Biomechanically, a certain amount of motion is allowed in all planes with respect to the distal ends of the tibia and fibula. When the ankle goes from full plantarflexion to full dorsiflexion, the distance between the lateral and medial malleoli increases by approximately 1.5 mm. Rotation of the tibia on the talus can also occur while a person is walking. This rotation can be as much as 5-6°.
Ogilvie-Harris and Reed experimentally demonstrated the importance of the syndesmotic ligaments to ankle stability.18 By sectioning the ligaments, the authors concluded that the AITF ligament provides approximately 35% of ankle stability; the deep PITF, 33%; the interosseous PITF, 22%; and the superficial PITF, 9%. Rasmussen demonstrated that the ligaments of the syndesmosis play little role in the stability of the ankle as long as the other ligamentous structures are intact.19 Furthermore, no study exists in which a purely ligamentous injury to the syndesmosis has been produced through externally applied stress (namely, external rotation and abduction).
Subtalar joint and ligament anatomy and biomechanics
The subtalar joint can be divided into anterior and posterior articulations that are separated by the sinus tarsi and the tarsal canal (see Image 3). The anterior subtalar joint (talonavicular) is formed by the anterior portion of the talus, the posterior surface of the navicular, the anterior part of the calcaneus, and the calcaneonavicular ligament and the fibrous capsule. The posterior talocalcaneal portion is formed by the posterior facet of the inferior surface of the talus and the corresponding posterior facet of the calcaneus.

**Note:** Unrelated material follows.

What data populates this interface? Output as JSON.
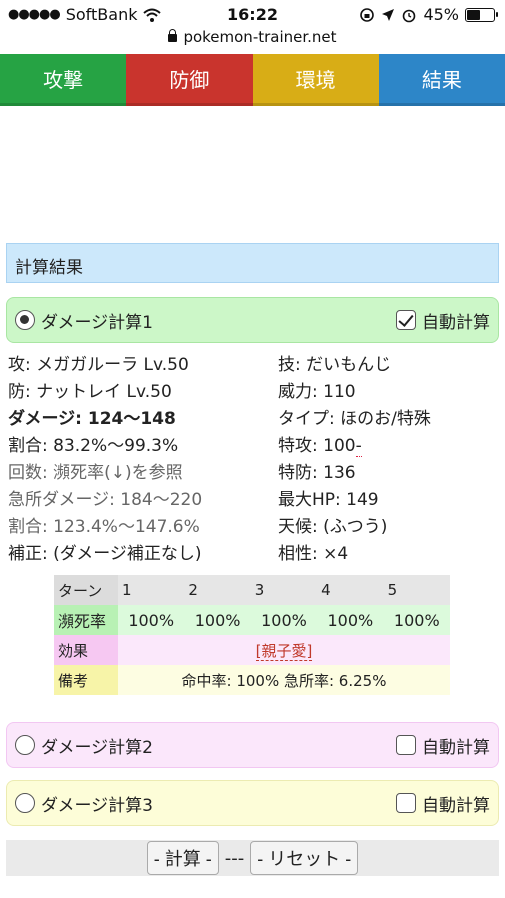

The primary ligaments of the talocalcaneal joint are the CFL, LTCL, CL, and the IOL. The CL is believed to be the strongest bond between the talus and calcaneus. Harper categorized the ligamentous structures of the subtalar joint in layers.20 The superficial layer consists of the lateral root of the IER, the LTCL, and the CFL. The intermediate layer consists of the intermediate root of the IER and the CL. Finally, the deep layer contains the medial root of the IER and the IOL.
From a biomechanical standpoint, the motion of the talocalcaneal joint is flexion-supination-adduction or extension-pronation-abduction. The motion occurs via talar ovoid surfaces moving over calcaneal ovoid surfaces. Sectioning studies by Kjaersgaard-Andersen et al showed that sectioning the CL resulted in a 10% increase in rotation, and sectioning of the IOL produced a 21% increase in rotation.21 In earlier studies, the same authors found a 77% increase in adduction at the talocalcaneal joint after sectioning the CFL.22 The authors’ findings emphasize the importance of the CFL in providing lateral stability to the subtalar joint. This is contrary to a study by Cass et al that demonstrated no such influence on subtalar motion.23 The discrepancy among the studies may be explained by the variability of orientation of the CFL. Trouilloud et al identified 3 primary anatomic variants, as follows24 :
Type A (35%): An LTCL blends with or reinforces the CFL.
Type B (25%): A distinct LTCL is present just anterior to the CFL.
Type C (42%): The LTCL is absent. When the CFL is injured in a type A and C anatomic variant, increased subtalar motion is expected.